Moreover, in a move that left many in dismay, the Department of Justice filed a motion in Washington State federal court to dismiss an indictment against the child porn site.
According to a report in Wired:
It wasn't for lack of evidence; it was because the FBI didn't want to disclose details of a hacking tool to the defense as part of discovery. Evidence in United States v. Jay Michaud hinged at least in part on information federal investigators had gathered by exploiting a vulnerability in the Tor anonymity network.
"Because the government remains unwilling to disclose certain discovery related to the FBI’s deployment of a 'Network Investigative Technique' ('NIT') as part of its investigation into the Playpen child pornography site, the government has no choice but to seek dismissal of the indictment," federal prosecutor Annette Hayes wrote in the court filing on Friday.

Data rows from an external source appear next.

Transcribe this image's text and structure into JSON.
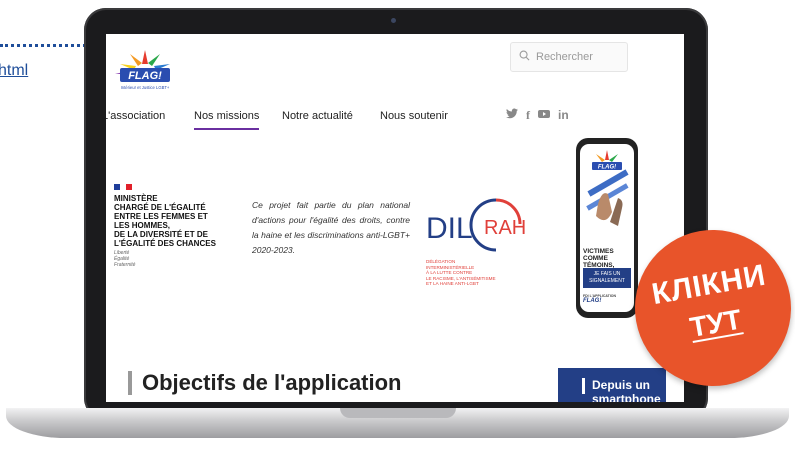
{
  "background": {
    "link_text": "html"
  },
  "site": {
    "logo_text": "FLAG!",
    "logo_subtitle": "Intérieur et Justice LGBT+",
    "search_placeholder": "Rechercher",
    "nav": [
      {
        "label": "L'association"
      },
      {
        "label": "Nos missions"
      },
      {
        "label": "Notre actualité"
      },
      {
        "label": "Nous soutenir"
      }
    ],
    "active_nav": "Nos missions",
    "social": [
      "twitter-icon",
      "facebook-icon",
      "youtube-icon",
      "linkedin-icon"
    ]
  },
  "banner": {
    "ministry_lines": [
      "MINISTÈRE",
      "CHARGÉ DE L'ÉGALITÉ",
      "ENTRE LES FEMMES ET",
      "LES HOMMES,",
      "DE LA DIVERSITÉ ET DE",
      "L'ÉGALITÉ DES CHANCES"
    ],
    "motto": [
      "Liberté",
      "Égalité",
      "Fraternité"
    ],
    "projet_text": "Ce projet fait partie du plan national d'actions pour l'égalité des droits, contre la haine et les discriminations anti-LGBT+ 2020-2023.",
    "dilcrah": {
      "left": "DIL",
      "right": "RAH",
      "lines": [
        "DÉLÉGATION",
        "INTERMINISTÉRIELLE",
        "À LA LUTTE CONTRE",
        "LE RACISME, L'ANTISÉMITISME",
        "ET LA HAINE ANTI-LGBT"
      ]
    }
  },
  "phone": {
    "victims_line1": "VICTIMES",
    "victims_line2": "COMME TÉMOINS,",
    "button_line1": "JE FAIS UN",
    "button_line2": "SIGNALEMENT",
    "footer_small": "FDI L'APPLICATION",
    "footer": "FLAG!"
  },
  "main": {
    "heading": "Objectifs de l'application",
    "side_box": "Depuis un smartphone"
  },
  "badge": {
    "line1": "КЛІКНИ",
    "line2": "ТУТ",
    "color": "#e8542a"
  },
  "colors": {
    "accent_blue": "#233f86",
    "nav_underline": "#6a2fa0",
    "dilcrah_red": "#e0403a",
    "dilcrah_blue": "#233f86"
  }
}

The federal prosecutor pointed out that the DoJ's work to resist disclosing the NIT was part of "an effort to balance the many competing interests that are at play when sensitive law enforcement technology becomes the subject of a request for criminal discovery."
To make a long story short, the feds decided to let an alleged child pornographer go to keep secret, and illegal, the methods they use to catch criminals on the dark web.
In regard to the “Elysium” network, public prosecutor's office in Frankfurt said that the suspected operator of the site, a 39-year-old man from the central German state of Hesse, had already been arrested on June 12.
The suspected operator of the platform was arrested after his apartment was searched and the server seized, according to DW. Numerous other suspects have also been arrested, according to police officials.
German and Austrian police said they will hold a press conference on Friday to provide further details about the investigation.